As with both Planescape: Torment and Baldur's Gate, the limitations of the game engine don't keep Icewind Dale from being a great, original game. In fact, the game's emphasis on combat actually helps a lot of the features in Infinity engine games, like squad formations and fog of war, make more sense. Though the game plays in real time, you have the ability to pause play and reissue move and attack orders at any point, which lets you readily adapt to the changing conditions of battle. Frequently having to pause play might at first seem to disrupt the flow of the game, but you can effectively use the feature to retreat injured party members at the last possible moment, cast certain spells in a pinch, and switch from ranged to melee weapons without delay. Icewind Dale also has an automatic-pause option that simulates turn-based combat by stopping the action in between each short round of battle. In general, no matter how you play it, the combat in Icewind Dale provides a good combination of gory action and interesting tactical opportunity. Since your characters go from first level all the way into their teen levels over the course of the game - a range that's well beyond the scope of most AD&D-based computer games to date - you'll continuously revise your battle tactics as your party increases in power.

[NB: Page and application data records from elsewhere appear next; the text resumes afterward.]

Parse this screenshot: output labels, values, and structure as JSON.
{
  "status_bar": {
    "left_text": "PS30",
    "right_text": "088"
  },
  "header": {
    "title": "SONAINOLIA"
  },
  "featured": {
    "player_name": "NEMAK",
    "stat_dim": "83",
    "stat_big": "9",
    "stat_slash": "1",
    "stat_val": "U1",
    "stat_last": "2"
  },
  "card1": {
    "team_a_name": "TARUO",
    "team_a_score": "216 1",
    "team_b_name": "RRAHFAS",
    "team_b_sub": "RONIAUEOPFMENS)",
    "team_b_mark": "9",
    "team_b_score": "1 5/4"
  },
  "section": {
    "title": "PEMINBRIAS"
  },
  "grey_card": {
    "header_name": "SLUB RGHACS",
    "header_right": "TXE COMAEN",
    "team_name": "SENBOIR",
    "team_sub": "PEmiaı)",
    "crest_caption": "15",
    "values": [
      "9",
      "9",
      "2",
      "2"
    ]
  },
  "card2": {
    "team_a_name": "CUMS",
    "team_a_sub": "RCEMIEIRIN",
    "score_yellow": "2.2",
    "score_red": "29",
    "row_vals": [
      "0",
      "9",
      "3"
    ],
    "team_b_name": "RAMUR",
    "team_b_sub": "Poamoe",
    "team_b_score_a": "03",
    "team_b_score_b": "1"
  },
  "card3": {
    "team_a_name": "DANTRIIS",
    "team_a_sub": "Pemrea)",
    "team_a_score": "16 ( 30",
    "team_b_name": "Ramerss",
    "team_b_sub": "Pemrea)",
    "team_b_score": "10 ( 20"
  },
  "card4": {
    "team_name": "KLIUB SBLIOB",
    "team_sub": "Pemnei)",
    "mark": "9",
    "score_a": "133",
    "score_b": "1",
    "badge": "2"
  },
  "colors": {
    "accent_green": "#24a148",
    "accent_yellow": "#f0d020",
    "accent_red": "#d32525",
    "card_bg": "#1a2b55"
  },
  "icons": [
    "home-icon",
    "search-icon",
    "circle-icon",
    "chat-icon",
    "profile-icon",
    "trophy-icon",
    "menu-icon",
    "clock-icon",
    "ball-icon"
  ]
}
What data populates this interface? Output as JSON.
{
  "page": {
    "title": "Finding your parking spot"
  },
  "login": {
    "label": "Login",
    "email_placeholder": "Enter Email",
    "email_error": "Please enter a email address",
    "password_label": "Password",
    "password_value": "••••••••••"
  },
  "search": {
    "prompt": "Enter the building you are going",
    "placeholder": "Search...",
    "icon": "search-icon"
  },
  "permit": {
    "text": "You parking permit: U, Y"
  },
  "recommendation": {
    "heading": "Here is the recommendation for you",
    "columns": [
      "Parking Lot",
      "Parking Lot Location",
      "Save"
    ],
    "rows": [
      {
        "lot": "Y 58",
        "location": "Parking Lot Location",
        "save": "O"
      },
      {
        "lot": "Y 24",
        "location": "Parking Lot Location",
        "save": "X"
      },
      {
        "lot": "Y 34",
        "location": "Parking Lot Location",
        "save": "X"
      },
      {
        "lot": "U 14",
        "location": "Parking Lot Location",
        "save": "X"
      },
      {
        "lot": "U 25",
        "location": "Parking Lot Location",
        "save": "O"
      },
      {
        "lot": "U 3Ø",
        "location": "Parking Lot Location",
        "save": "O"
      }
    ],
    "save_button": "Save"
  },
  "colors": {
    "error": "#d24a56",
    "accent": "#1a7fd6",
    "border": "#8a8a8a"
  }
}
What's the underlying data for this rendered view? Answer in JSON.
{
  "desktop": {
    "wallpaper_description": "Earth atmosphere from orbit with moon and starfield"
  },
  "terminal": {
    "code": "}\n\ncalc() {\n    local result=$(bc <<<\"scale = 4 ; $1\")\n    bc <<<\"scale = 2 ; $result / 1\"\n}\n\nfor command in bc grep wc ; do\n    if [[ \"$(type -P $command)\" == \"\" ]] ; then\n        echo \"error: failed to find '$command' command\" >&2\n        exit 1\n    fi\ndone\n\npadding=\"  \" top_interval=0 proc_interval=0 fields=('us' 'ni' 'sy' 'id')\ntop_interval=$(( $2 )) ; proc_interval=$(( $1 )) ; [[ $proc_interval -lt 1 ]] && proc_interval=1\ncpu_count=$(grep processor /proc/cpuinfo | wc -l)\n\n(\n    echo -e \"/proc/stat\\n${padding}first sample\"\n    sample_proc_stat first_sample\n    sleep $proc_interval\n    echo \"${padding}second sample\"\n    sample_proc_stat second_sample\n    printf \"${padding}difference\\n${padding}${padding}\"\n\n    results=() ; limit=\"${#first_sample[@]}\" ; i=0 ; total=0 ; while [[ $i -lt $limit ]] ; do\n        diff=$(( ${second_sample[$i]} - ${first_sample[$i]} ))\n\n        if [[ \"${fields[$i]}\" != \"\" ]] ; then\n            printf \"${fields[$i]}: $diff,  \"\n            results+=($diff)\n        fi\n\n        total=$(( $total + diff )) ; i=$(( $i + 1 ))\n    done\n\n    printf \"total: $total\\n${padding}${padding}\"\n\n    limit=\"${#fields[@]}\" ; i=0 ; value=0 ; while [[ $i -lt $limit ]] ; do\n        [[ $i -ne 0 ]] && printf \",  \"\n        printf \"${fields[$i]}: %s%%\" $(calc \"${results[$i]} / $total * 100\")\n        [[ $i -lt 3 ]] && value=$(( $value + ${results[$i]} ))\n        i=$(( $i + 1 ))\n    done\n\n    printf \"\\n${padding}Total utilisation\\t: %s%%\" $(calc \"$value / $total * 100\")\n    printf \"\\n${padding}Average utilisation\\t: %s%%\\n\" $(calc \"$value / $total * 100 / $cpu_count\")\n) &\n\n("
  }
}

Icewind Dale does suffer from a few problems besides the inherent shortcomings of the aging Infinity engine. Although the game doesn't have too many side quests and generally keeps you focused on a particular goal, it does occasionally run into trouble whenever it becomes more open-ended. There are several scripting bugs that may crash the game if you don't do things in the same order the designers intended; you can get into nonsensical dialogue loops with many of the game's nonplayer characters; and the automatic journal-entry feature produces too many convoluted or contradictory entries for it to be useful. Also, the game's handful of puzzles can be frustrating to solve and can slow the game's otherwise brisk pace. Since most of the game's combat sequences are scripted, enemy creatures will attack only once you've triggered them by approaching close enough. Thus you'll find that the game holds few surprises the second time around and also that it's easy to lure just a few enemies at a time in many situations. Furthermore, your characters' moral alignments don't seem to play any part in the game, except to limit them from using certain powerful artifacts - and similarly, your six characters will never actually interact with one another. Although Icewind Dale's gameplay is combat-intensive, the game's interesting story will make you wish your individual characters played a larger role in it.
Ultimately, its story makes Icewind Dale all the more satisfying, and its exciting action makes its occasional problems negligible. There's always a purpose behind all the hacking and slashing, which makes the gameplay seem rewarding and challenging, rather than like a cheap thrill. In this sense, Icewind Dale is surprisingly effective, much like Planescape: Torment managed to be impressive largely on account of its involving plot. Likewise, Icewind Dale proves to be another great addition to Black Isle Studios' roster of high-quality role-playing games. It's well suited for fans of Black Isle Studios' previous games, fans of classic hack-and-slash AD&D computer games, and anyone looking for an action-packed role-playing game with a lot of depth.